Nathan was born in early 2010 after 36 weeks with no concerns other than my non-stop brutal 24-hours-a-day heartburn. His birth went off without a hitch (other than being a tiny bit early) and we bestowed the name on him that we had picked out months earlier – Nathan, which means “gift from God.” Within minutes of his birth, the words “Down syndrome” were spoken. In my previous pregnancies, I chose to undergo prenatal testing – not because I would choose to terminate, but because I wanted to be “prepared” in case of bad news. After Sarah Kate was born, I realized that lots of things can go wrong that you can’t prepare for, and elected to forego testing with Nathan. I’m so glad that I did.
Down syndrome occurs when a person is born with three, rather than two, copies of the 21st chromosome.
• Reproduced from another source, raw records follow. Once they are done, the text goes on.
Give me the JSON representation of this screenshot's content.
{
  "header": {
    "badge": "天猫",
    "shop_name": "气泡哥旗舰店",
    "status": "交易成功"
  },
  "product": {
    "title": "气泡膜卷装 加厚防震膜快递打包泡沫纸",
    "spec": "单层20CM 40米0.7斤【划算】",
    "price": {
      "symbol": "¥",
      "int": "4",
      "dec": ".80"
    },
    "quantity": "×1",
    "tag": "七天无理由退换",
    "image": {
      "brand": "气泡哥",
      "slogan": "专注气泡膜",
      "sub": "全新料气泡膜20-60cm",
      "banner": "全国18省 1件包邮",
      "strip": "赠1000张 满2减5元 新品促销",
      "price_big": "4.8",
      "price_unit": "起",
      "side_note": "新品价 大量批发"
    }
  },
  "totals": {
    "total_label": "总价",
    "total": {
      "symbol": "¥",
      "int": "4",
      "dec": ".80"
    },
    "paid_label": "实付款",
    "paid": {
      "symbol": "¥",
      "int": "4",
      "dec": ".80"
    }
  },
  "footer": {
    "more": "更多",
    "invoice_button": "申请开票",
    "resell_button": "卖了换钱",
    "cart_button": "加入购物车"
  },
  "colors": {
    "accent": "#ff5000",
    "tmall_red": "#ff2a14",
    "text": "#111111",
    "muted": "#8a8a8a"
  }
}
The presence of this additional chromosome alters the course of development and is a random occurrence. Learn more about Down syndrome from the National Down Syndrome Society.
Nathan is a healthy, happy boy. Save a few minor visible facial features, there is nothing about him that would tell the untrained observer that he’s isn’t just like any other typical boy.
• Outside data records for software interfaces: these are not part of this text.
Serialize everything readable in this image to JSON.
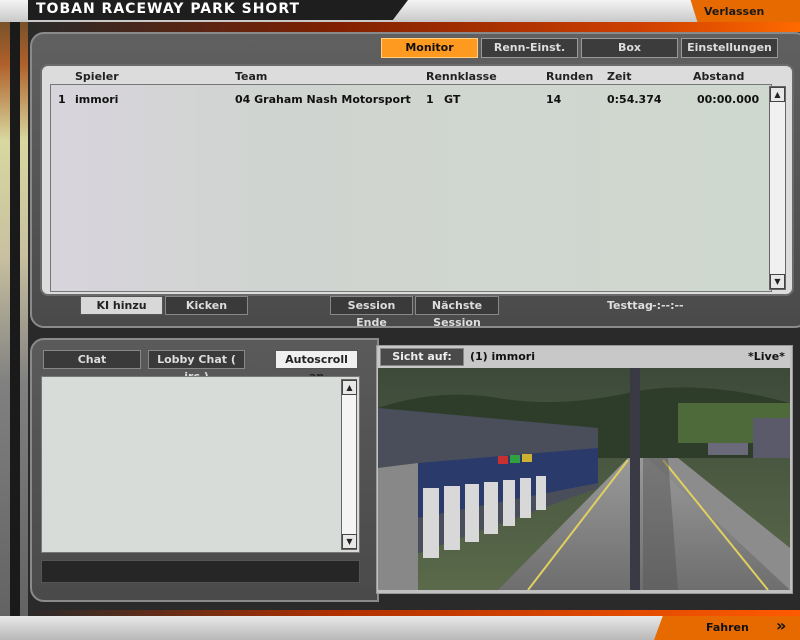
{
  "window": {
    "title": "TOBAN RACEWAY PARK SHORT",
    "exit_label": "Verlassen",
    "go_label": "Fahren"
  },
  "tabs": [
    {
      "label": "Monitor",
      "active": true
    },
    {
      "label": "Renn-Einst.",
      "active": false
    },
    {
      "label": "Box",
      "active": false
    },
    {
      "label": "Einstellungen",
      "active": false
    }
  ],
  "table": {
    "headers": {
      "player": "Spieler",
      "team": "Team",
      "class": "Rennklasse",
      "laps": "Runden",
      "time": "Zeit",
      "gap": "Abstand"
    },
    "rows": [
      {
        "pos": "1",
        "player": "immori",
        "team": "04 Graham Nash Motorsport",
        "class_num": "1",
        "class": "GT",
        "laps": "14",
        "time": "0:54.374",
        "gap": "00:00.000"
      }
    ]
  },
  "actions": {
    "add_ai": "KI hinzu",
    "kick": "Kicken",
    "end_session": "Session Ende",
    "next_session": "Nächste Session",
    "session_label": "Testtag",
    "session_time": "-:--:--"
  },
  "chat": {
    "chat_tab": "Chat",
    "lobby_tab": "Lobby Chat ( irc )",
    "autoscroll": "Autoscroll an"
  },
  "camera": {
    "view_label": "Sicht auf:",
    "target": "(1) immori",
    "live": "*Live*"
  },
  "colors": {
    "accent": "#e66a00",
    "active_tab": "#ff9a20"
  }
}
Nathan enjoys interacting with people.
Nathan loves to hit a ball off a tee in the backyard.
Nathan enjoys playing with his sister.
Nathan has known all the letters of the alphabet since he was 2-1/2.
Nathan is a wizard with an iPad.